Speaking of packs, there seems to be a misunderstanding of just what you should be carrying on a trip to the trails. Most people opt to take far too much, believing that they’re subscribing to increased preparedness. Unfortunately, the reality’s a little different. Most of these people may have a lot of stuff on them, but they’re usually packing the wrong stuff, leaving them worse off than they would otherwise.
Don’t make the same mistake! It’s true, even short day hikes should see you carrying a small backpack, but you should be smart about what you bring. Bring the essentials and leave out all the rest. This looks like bringing your snacks, water, light layers, first aid kit, a pocketknife, and your phone. Also, don’t forget to bring a compass as the latter of these might not work out in the heart of the wilderness. Need a rec? Check out Urban Designer’s Compass Wood Watch. It’s the perfect accessory for any hike, easy to use, and always right at hand (or, rather, wrist).

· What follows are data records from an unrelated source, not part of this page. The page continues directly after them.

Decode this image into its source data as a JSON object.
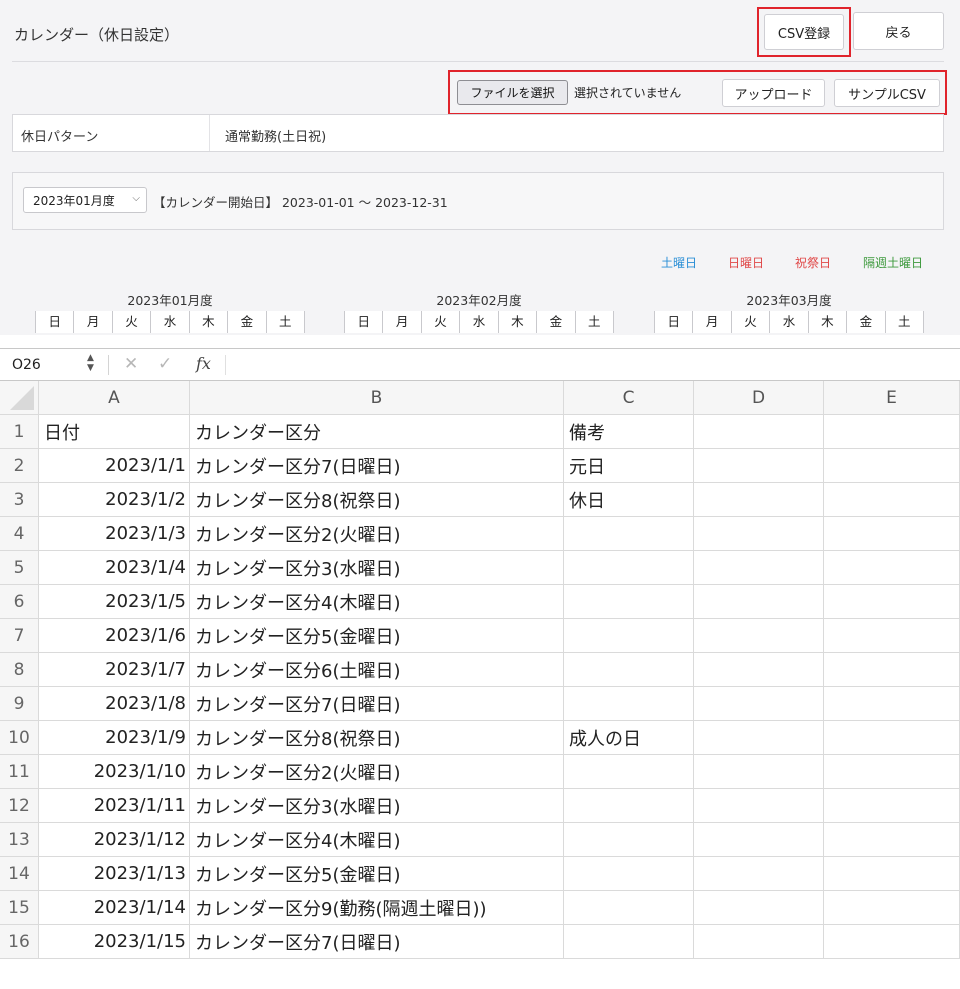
{
  "app": {
    "title": "カレンダー（休日設定）",
    "csv_register_label": "CSV登録",
    "back_label": "戻る",
    "file_choose_label": "ファイルを選択",
    "file_status": "選択されていません",
    "upload_label": "アップロード",
    "sample_csv_label": "サンプルCSV",
    "holiday_pattern_label": "休日パターン",
    "holiday_pattern_value": "通常勤務(土日祝)",
    "period_select_value": "2023年01月度",
    "range_text": "【カレンダー開始日】 2023-01-01 〜 2023-12-31",
    "legend": [
      {
        "label": "土曜日",
        "color": "#2b8fd6"
      },
      {
        "label": "日曜日",
        "color": "#e04848"
      },
      {
        "label": "祝祭日",
        "color": "#e04848"
      },
      {
        "label": "隔週土曜日",
        "color": "#3e9a3e"
      }
    ],
    "months": [
      "2023年01月度",
      "2023年02月度",
      "2023年03月度"
    ],
    "weekdays": [
      "日",
      "月",
      "火",
      "水",
      "木",
      "金",
      "土"
    ]
  },
  "sheet": {
    "cell_ref": "O26",
    "formula_icon": "fx",
    "columns": [
      "A",
      "B",
      "C",
      "D",
      "E"
    ],
    "rows": [
      {
        "n": "1",
        "a": "日付",
        "b": "カレンダー区分",
        "c": "備考"
      },
      {
        "n": "2",
        "a": "2023/1/1",
        "b": "カレンダー区分7(日曜日)",
        "c": "元日"
      },
      {
        "n": "3",
        "a": "2023/1/2",
        "b": "カレンダー区分8(祝祭日)",
        "c": "休日"
      },
      {
        "n": "4",
        "a": "2023/1/3",
        "b": "カレンダー区分2(火曜日)",
        "c": ""
      },
      {
        "n": "5",
        "a": "2023/1/4",
        "b": "カレンダー区分3(水曜日)",
        "c": ""
      },
      {
        "n": "6",
        "a": "2023/1/5",
        "b": "カレンダー区分4(木曜日)",
        "c": ""
      },
      {
        "n": "7",
        "a": "2023/1/6",
        "b": "カレンダー区分5(金曜日)",
        "c": ""
      },
      {
        "n": "8",
        "a": "2023/1/7",
        "b": "カレンダー区分6(土曜日)",
        "c": ""
      },
      {
        "n": "9",
        "a": "2023/1/8",
        "b": "カレンダー区分7(日曜日)",
        "c": ""
      },
      {
        "n": "10",
        "a": "2023/1/9",
        "b": "カレンダー区分8(祝祭日)",
        "c": "成人の日"
      },
      {
        "n": "11",
        "a": "2023/1/10",
        "b": "カレンダー区分2(火曜日)",
        "c": ""
      },
      {
        "n": "12",
        "a": "2023/1/11",
        "b": "カレンダー区分3(水曜日)",
        "c": ""
      },
      {
        "n": "13",
        "a": "2023/1/12",
        "b": "カレンダー区分4(木曜日)",
        "c": ""
      },
      {
        "n": "14",
        "a": "2023/1/13",
        "b": "カレンダー区分5(金曜日)",
        "c": ""
      },
      {
        "n": "15",
        "a": "2023/1/14",
        "b": "カレンダー区分9(勤務(隔週土曜日))",
        "c": ""
      },
      {
        "n": "16",
        "a": "2023/1/15",
        "b": "カレンダー区分7(日曜日)",
        "c": ""
      }
    ]
  }
}
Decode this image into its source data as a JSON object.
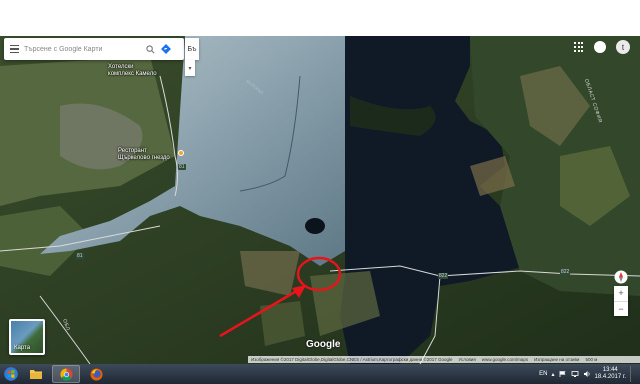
{
  "search": {
    "placeholder": "Търсене с Google Карти"
  },
  "lang_button": "Бъ",
  "account": {
    "notification_count": "",
    "avatar_letter": "t"
  },
  "map_labels": {
    "hotel": "Хотелски\nкомплекс Камело",
    "restaurant": "Ресторант\nЩъркелово гнездо",
    "road_81a": "81",
    "road_81b": "81",
    "road_81c": "81",
    "road_822": "822",
    "road_822b": "822",
    "water": "яз.Искър",
    "region": "ОБЛАСТ СОФИЯ",
    "region_bottom": "ОБЛ"
  },
  "satellite_toggle": "Карта",
  "google_logo": "Google",
  "attribution": {
    "imagery": "Изображения ©2017 DigitalGlobe,DigitalGlobe,CNES / Astrium,Картографски данни ©2017 Google",
    "terms": "Условия",
    "url": "www.google.com/maps",
    "feedback": "Изпращане на отзиви",
    "scale": "500 м"
  },
  "taskbar": {
    "language": "EN",
    "time": "13:44",
    "date": "18.4.2017 г."
  },
  "colors": {
    "water_dark": "#0f1a26",
    "water_light": "#8fa8b5",
    "forest": "#2a3d22",
    "arrow": "#e8141b"
  }
}
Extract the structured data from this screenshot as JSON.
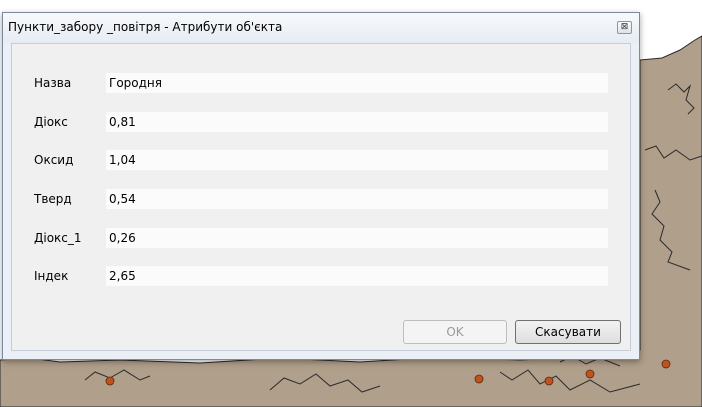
{
  "dialog": {
    "title": "Пункти_забору _повітря - Атрибути об'єкта",
    "close_glyph": "⊠"
  },
  "attributes": [
    {
      "label": "Назва",
      "value": "Городня"
    },
    {
      "label": "Діокс",
      "value": "0,81"
    },
    {
      "label": "Оксид",
      "value": "1,04"
    },
    {
      "label": "Тверд",
      "value": "0,54"
    },
    {
      "label": "Діокс_1",
      "value": "0,26"
    },
    {
      "label": "Індек",
      "value": "2,65"
    }
  ],
  "buttons": {
    "ok_label": "OK",
    "cancel_label": "Скасувати"
  },
  "colors": {
    "map_land": "#b09f8a",
    "map_border": "#2b2b2b",
    "point_marker": "#c0521f"
  }
}
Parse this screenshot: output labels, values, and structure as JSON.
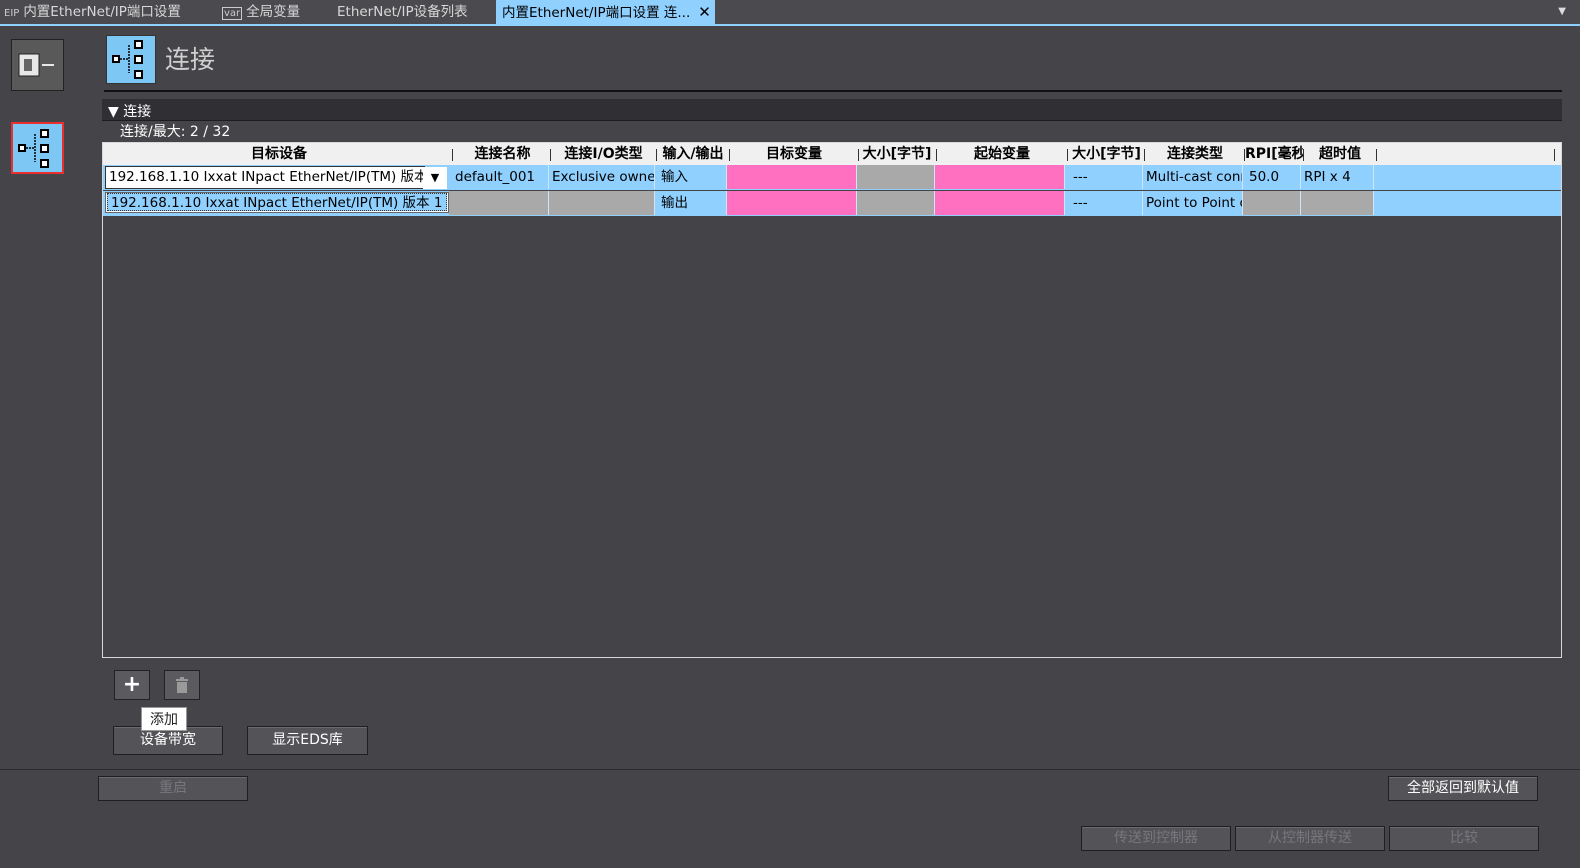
{
  "tabs": [
    {
      "label": "内置EtherNet/IP端口设置",
      "icon": "EIP"
    },
    {
      "label": "全局变量",
      "icon": "var"
    },
    {
      "label": "EtherNet/IP设备列表"
    },
    {
      "label": "内置EtherNet/IP端口设置 连...",
      "active": true
    }
  ],
  "header": {
    "title": "连接"
  },
  "section": {
    "title": "▼ 连接",
    "count_label": "连接/最大: 2 / 32"
  },
  "table": {
    "columns": [
      "目标设备",
      "连接名称",
      "连接I/O类型",
      "输入/输出",
      "目标变量",
      "大小[字节]",
      "起始变量",
      "大小[字节]",
      "连接类型",
      "RPI[毫秒]",
      "超时值"
    ],
    "rows": [
      {
        "target_device": "192.168.1.10 Ixxat INpact EtherNet/IP(TM) 版本 1",
        "name": "default_001",
        "io_type": "Exclusive owner",
        "io": "输入",
        "target_var": "",
        "size1": "",
        "start_var": "",
        "size2": "---",
        "conn_type": "Multi-cast connection",
        "rpi": "50.0",
        "timeout": "RPI x 4"
      },
      {
        "target_device": "",
        "name": "",
        "io_type": "",
        "io": "输出",
        "target_var": "",
        "size1": "",
        "start_var": "",
        "size2": "---",
        "conn_type": "Point to Point connection",
        "rpi": "",
        "timeout": ""
      }
    ],
    "dropdown_option": "192.168.1.10 Ixxat INpact EtherNet/IP(TM) 版本 1"
  },
  "tooltip": "添加",
  "buttons": {
    "device_bandwidth": "设备带宽",
    "show_eds": "显示EDS库",
    "restart": "重启",
    "reset_all": "全部返回到默认值",
    "transfer_to": "传送到控制器",
    "transfer_from": "从控制器传送",
    "compare": "比较"
  },
  "colors": {
    "accent": "#8fd0ff",
    "pink": "#ff70c0",
    "gray_cell": "#a9a9a9",
    "background": "#444449"
  }
}
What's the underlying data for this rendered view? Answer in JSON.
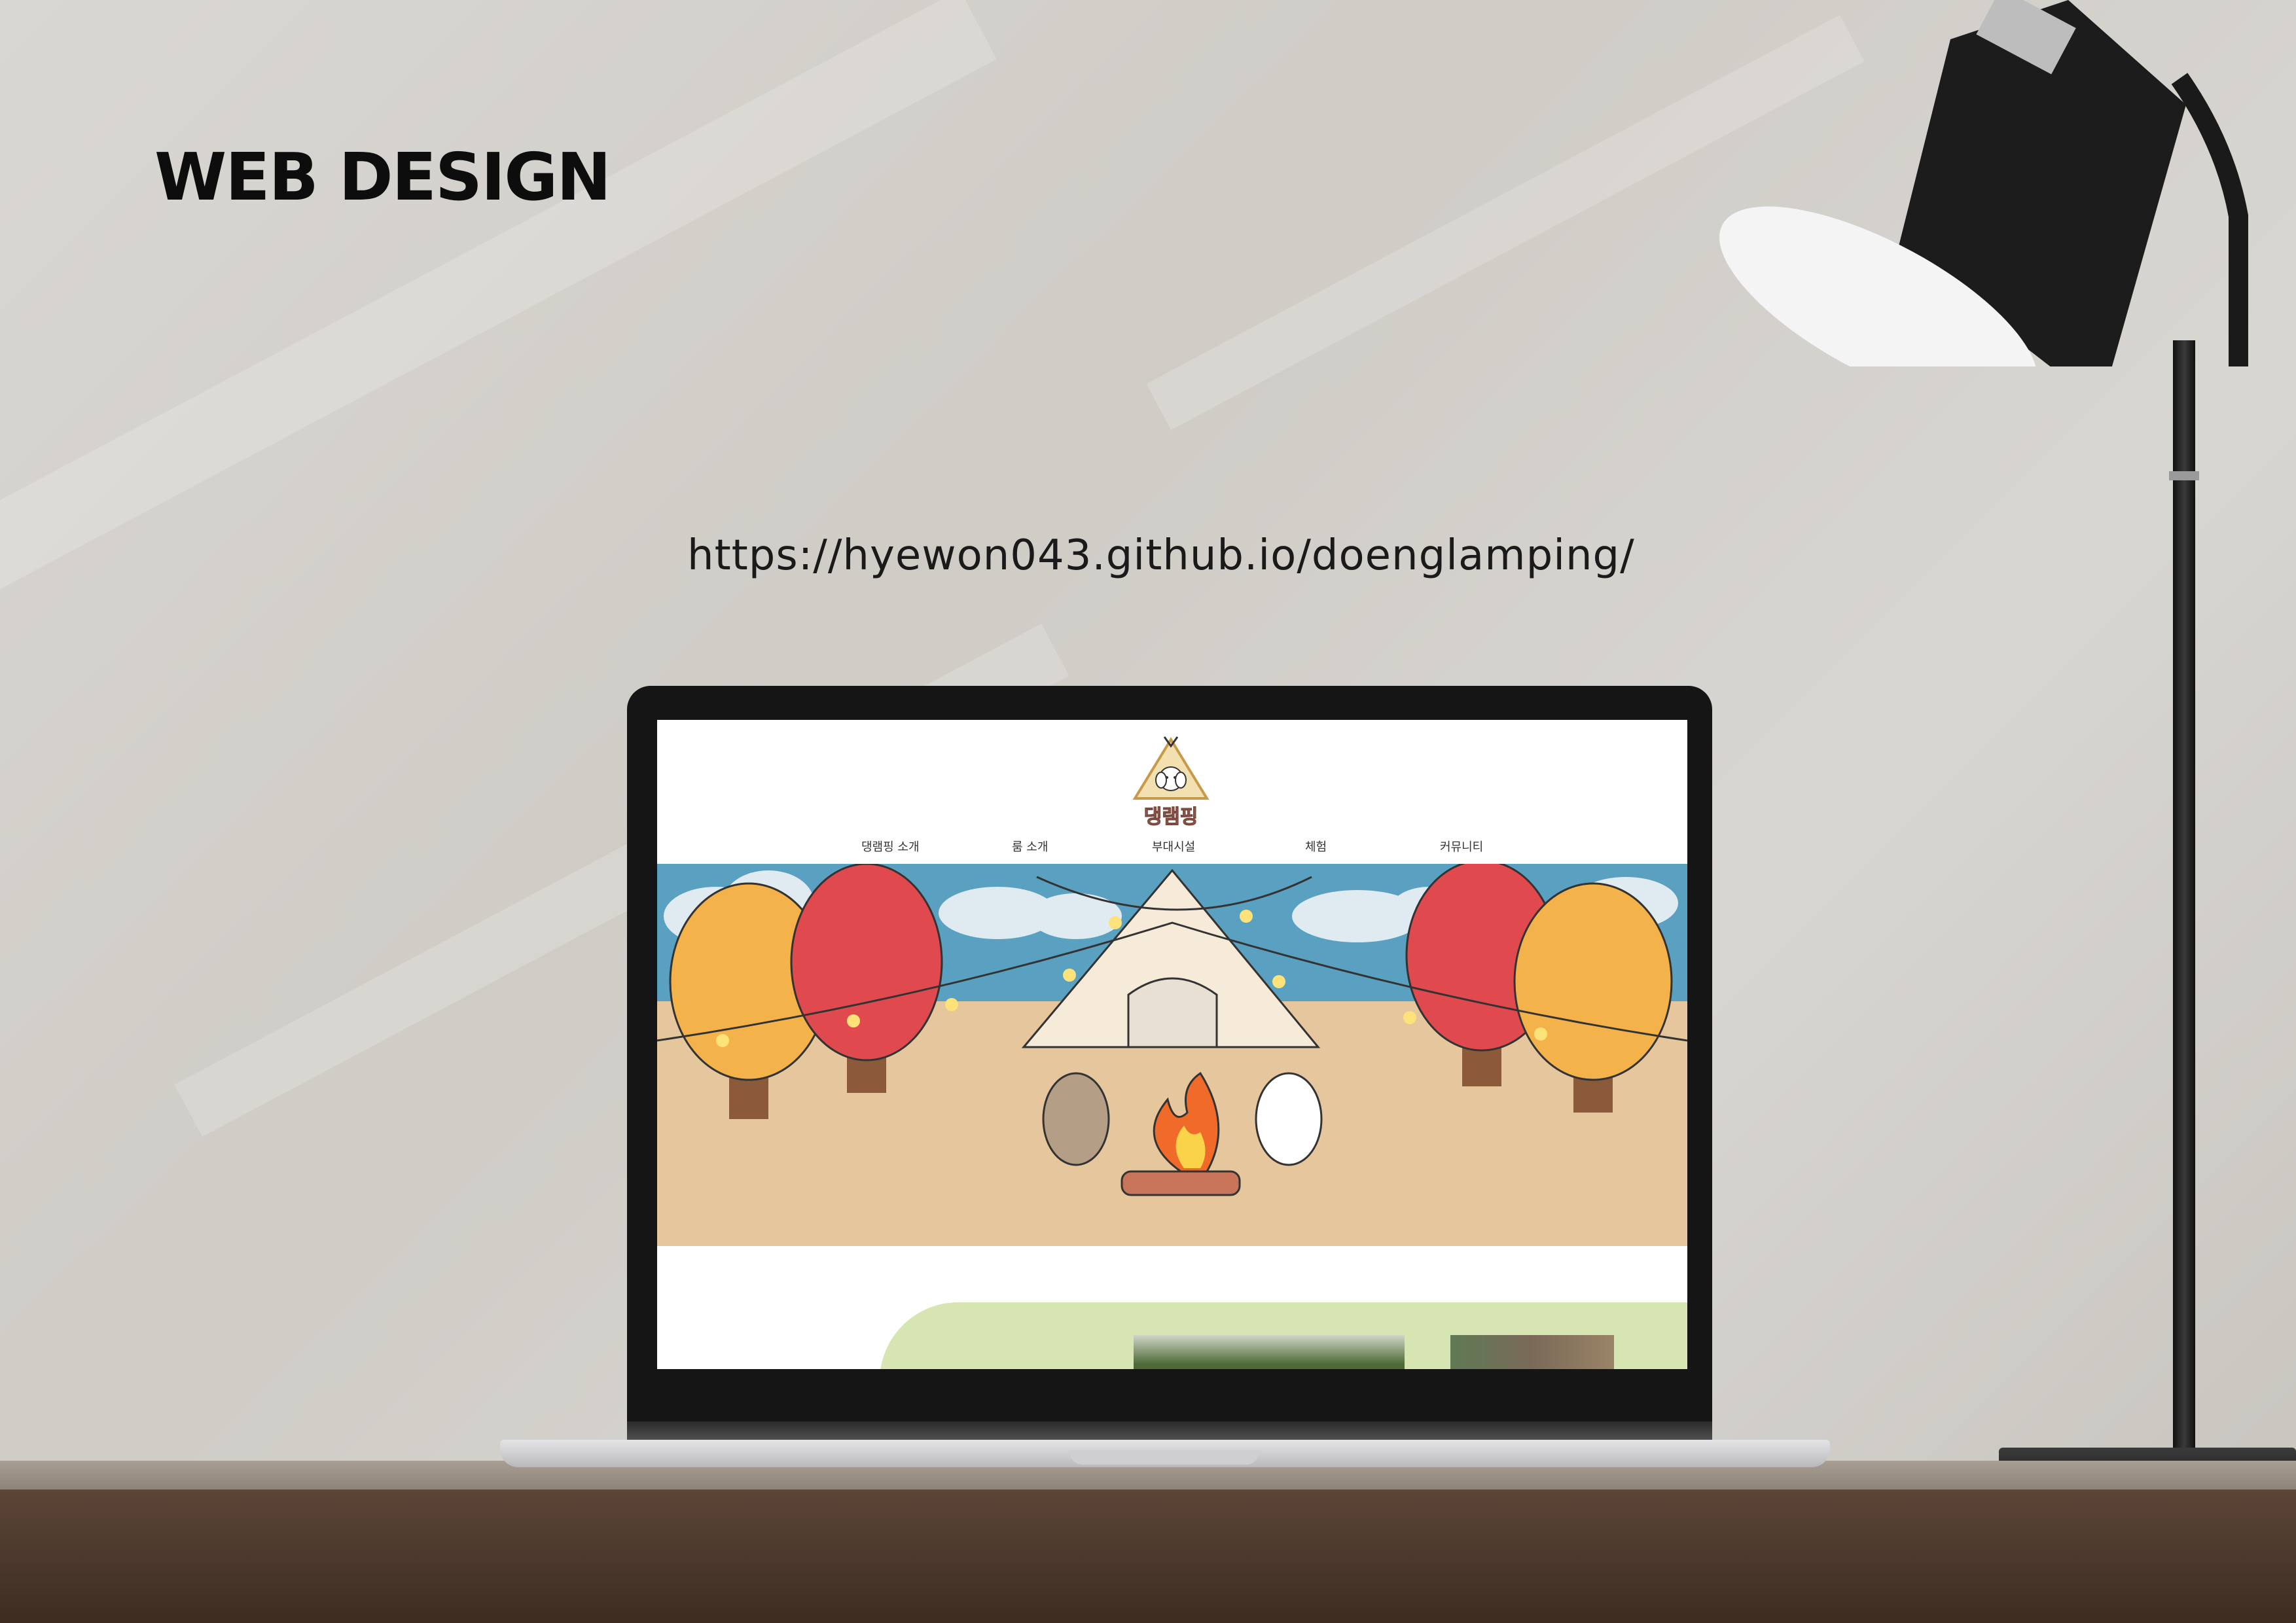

Go at Your Own Pace
Some people hike or even run on trails for exercise, and that’s great. It burns calories, engages and builds your muscles, acts as a form of cardio, and gets you out of the house and into fresh air. But that doesn’t mean you have to go all-out if that’s not your jam. As the saying goes, slow and steady wins the race.
A less intensive, slower hike still comes with plenty of wonderful benefits like helping you unwind, gently building up your endurance, and generally giving you the opportunity to enjoy the world around you. So, don’t be afraid to go at your own pace and take your time. Aim to walk steadily, saving energy on flat areas for any hills you might encounter. Remember: think tortoise, not hare!
Always Tell Someone Where You Are
If you thought being hangry and tired was the worst thing that could happen to you on a hike, you’re in for an unhappy awakening. While going out on the trails is usually safe, it isn’t a guaranteed thing. All it takes is one accident, and you could be in serious trouble, and that’s not exactly something you want to play around with.
As such, be sure to take precautions and always tell someone where you are, your general route, and how long you think you’ll likely be gone. Yes, the odds of anything going wrong are relatively slim, making this step seem silly and unnecessary – but trust us. In the event that something bad does happen, you’ll be grateful to have someone in your corner. They can alert the proper authorities and make sure you’re safe and sound.
Get Proper Shoes
We know that you love your old beat-up trainers that practically have holes in them. But those things? They are not going to fly when you’re going hiking. Whatever sneaker you have lying around probably isn’t going to cut it on the trails, either, as the tough terrain calls for something more solid and sturdy. Instead, you’d be smart to pick up a nice pair of hiking boots.
Not necessarily the most fashion-forward thing you could put on your feet, but they’ll provide plenty of shock absorption, extra cushioning, and grip, something that’s a non-negotiable when you’re carrying backpacks around and might be traversing over slippery rocks. Just be sure to break them in first, though, and try to wear synthetic or wool socks to avoid any chafing or uncomfortable blisters.